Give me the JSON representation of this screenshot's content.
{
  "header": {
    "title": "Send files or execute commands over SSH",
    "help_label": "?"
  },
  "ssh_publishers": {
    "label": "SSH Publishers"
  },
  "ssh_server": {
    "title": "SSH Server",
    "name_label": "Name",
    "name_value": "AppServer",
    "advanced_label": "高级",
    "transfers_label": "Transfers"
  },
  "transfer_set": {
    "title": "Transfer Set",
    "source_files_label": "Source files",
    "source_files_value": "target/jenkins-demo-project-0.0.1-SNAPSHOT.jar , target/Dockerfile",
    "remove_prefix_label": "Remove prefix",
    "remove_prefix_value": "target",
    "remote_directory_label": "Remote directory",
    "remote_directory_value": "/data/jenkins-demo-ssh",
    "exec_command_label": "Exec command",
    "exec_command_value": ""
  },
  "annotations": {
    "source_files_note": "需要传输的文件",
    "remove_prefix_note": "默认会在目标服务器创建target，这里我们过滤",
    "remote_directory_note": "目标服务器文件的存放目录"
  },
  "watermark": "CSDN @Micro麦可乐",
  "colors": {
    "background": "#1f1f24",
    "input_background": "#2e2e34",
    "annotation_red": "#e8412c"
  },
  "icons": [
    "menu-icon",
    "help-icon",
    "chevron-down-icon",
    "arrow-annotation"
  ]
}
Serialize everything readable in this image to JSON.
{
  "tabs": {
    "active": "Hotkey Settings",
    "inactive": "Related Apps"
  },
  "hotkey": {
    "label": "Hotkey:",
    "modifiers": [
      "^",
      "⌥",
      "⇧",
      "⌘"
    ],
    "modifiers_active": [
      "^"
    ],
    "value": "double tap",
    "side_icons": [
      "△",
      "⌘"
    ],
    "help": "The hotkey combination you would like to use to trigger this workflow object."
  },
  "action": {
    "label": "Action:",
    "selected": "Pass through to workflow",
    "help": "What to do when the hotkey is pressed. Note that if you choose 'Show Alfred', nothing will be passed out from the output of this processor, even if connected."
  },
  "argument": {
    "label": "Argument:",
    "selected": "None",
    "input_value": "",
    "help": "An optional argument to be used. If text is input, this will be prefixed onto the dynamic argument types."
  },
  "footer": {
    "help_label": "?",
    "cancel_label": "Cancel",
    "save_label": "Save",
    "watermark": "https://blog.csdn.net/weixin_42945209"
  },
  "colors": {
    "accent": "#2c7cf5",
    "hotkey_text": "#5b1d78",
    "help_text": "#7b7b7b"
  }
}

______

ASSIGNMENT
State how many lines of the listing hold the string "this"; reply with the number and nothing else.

FINISHED EXERCISE
5